Some links: Dirty Sexy Money just became the first full-season pickup since the strike. It may not even happen, but the two sides have agreed to negotiate, which is an important step in the right direction. (Maybe they'll come up with something by Christmas - my roommate and I concurred that keeping our jobs would be the best Christmas present ever.) Anyway, I haven't watched Dirty Sexy Money in a few weeks; I had kind of given up on it because I think it has fundamental flaws: 1. the tone is totally off. I feel its dramatic moments are genuine and well done...but when it tries to be funny, it misses the mark completely and feels like a terrible Arrested Development knock-off. 2. the main character is the most boring person on the show. 3. I don't buy WHY he's continuing to work for this family if they're such a pain and he really doesn't care about the money. Yes, I know that he's trying to find his father's murderer, but I don't think he really needs to keep the job to do that.

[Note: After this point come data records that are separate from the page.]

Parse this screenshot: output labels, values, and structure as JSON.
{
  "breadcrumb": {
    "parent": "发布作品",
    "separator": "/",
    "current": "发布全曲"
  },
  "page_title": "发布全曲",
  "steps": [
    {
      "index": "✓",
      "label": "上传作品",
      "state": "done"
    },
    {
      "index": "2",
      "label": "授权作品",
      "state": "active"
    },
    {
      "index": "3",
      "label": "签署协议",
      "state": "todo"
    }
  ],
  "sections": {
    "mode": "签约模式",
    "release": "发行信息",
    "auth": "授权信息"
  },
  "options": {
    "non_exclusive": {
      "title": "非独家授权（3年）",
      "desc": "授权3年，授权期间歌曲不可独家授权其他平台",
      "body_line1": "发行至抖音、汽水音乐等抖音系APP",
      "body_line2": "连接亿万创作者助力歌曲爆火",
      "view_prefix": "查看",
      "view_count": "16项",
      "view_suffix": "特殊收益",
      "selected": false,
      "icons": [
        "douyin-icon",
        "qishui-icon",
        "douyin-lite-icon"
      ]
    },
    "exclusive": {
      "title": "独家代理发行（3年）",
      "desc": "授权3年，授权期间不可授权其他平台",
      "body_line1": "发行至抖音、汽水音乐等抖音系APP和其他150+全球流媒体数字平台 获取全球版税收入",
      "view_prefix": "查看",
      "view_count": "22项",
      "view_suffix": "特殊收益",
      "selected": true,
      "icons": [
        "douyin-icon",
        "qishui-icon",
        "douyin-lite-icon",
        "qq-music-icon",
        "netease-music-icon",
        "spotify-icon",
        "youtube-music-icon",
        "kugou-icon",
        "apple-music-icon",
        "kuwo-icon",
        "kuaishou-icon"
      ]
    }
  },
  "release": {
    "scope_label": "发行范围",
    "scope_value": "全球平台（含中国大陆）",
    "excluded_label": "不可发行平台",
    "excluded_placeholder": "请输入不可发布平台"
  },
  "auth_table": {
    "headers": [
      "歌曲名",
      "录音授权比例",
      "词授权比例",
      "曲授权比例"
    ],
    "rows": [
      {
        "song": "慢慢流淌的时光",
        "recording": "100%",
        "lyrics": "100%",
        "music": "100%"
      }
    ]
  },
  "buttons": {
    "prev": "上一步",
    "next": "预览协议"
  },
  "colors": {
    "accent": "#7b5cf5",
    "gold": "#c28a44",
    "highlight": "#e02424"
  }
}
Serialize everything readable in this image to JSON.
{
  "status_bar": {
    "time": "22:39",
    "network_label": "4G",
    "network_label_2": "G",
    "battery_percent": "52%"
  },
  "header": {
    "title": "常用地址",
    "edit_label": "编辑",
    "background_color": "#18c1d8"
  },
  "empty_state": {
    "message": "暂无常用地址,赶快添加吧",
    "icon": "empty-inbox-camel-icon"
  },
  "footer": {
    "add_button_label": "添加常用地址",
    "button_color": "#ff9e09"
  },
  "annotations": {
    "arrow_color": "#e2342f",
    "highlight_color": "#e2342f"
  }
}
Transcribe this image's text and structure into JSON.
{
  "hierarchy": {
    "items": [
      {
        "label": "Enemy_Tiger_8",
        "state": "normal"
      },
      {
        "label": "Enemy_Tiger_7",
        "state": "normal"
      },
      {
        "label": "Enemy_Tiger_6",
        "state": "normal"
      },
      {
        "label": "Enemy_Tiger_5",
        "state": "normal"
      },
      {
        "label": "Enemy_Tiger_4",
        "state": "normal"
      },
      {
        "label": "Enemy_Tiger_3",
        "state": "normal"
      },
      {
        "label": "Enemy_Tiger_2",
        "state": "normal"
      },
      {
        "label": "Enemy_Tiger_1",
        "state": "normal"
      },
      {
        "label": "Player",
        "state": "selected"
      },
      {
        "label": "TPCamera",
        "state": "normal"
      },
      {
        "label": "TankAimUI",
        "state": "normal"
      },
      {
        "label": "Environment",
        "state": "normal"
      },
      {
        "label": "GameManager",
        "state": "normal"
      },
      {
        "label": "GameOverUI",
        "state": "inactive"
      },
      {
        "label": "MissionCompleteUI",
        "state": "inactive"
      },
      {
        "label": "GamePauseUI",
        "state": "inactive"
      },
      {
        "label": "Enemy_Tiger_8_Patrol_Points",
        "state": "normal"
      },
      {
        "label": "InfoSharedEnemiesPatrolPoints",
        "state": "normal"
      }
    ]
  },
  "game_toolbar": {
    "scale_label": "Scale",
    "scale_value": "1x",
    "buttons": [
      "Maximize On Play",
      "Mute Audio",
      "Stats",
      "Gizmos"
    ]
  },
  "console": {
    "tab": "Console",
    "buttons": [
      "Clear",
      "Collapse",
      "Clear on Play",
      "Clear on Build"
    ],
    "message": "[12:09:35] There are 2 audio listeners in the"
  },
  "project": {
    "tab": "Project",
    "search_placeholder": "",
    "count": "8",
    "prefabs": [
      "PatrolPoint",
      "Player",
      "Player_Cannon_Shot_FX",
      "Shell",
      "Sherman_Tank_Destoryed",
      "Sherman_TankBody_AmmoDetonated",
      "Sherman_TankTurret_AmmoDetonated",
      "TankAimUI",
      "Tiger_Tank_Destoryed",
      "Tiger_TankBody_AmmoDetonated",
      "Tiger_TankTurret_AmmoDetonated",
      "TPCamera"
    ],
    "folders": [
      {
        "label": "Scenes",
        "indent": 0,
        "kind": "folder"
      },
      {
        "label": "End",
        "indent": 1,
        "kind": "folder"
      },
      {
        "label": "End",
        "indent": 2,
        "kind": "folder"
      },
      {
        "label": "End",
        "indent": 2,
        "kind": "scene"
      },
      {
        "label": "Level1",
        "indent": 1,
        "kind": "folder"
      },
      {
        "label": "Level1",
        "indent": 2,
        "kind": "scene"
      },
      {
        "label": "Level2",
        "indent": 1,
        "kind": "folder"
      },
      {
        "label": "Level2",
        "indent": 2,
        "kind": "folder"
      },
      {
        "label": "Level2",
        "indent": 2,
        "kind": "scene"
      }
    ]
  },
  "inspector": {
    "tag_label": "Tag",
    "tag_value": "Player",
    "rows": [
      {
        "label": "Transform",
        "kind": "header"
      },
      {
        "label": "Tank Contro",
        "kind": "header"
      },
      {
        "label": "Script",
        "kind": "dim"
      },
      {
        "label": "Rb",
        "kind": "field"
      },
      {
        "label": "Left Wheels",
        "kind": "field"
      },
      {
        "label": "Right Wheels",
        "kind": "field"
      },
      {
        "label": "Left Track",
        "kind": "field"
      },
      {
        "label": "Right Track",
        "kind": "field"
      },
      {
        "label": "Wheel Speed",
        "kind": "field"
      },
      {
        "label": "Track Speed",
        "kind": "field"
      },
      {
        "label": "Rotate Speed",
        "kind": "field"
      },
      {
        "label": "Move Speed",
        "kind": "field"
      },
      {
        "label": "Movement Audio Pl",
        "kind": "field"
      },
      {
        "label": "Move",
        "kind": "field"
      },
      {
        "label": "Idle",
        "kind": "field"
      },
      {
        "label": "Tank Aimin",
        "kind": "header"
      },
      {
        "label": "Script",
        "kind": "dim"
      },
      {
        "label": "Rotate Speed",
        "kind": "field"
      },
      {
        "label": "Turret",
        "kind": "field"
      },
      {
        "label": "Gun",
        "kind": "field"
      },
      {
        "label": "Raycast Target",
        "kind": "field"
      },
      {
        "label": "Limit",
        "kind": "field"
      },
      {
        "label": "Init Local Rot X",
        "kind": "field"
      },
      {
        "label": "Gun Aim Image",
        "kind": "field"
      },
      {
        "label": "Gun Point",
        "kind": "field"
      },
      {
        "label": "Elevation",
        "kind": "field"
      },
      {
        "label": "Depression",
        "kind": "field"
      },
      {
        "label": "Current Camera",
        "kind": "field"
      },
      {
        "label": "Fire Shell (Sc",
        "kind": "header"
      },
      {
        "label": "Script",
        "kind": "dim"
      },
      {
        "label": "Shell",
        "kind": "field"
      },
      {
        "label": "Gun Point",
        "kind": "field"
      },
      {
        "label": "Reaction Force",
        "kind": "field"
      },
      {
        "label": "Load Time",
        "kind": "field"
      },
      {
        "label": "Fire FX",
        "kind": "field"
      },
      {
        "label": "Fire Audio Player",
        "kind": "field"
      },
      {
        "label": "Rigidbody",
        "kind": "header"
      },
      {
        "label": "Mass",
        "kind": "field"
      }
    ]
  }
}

One more thing - I saw Lions for Lambs last night, which was a huge disappointment. (Stupid Lars and the Real Girl being sold out.) It's basically an hour and forty minutes of Robert Redford taking the theme of The War is Dumb and beating you over the head with it. It's painfully slow, with literally no plot, just talking and talking in these interminable, visually static 12-minute scenes.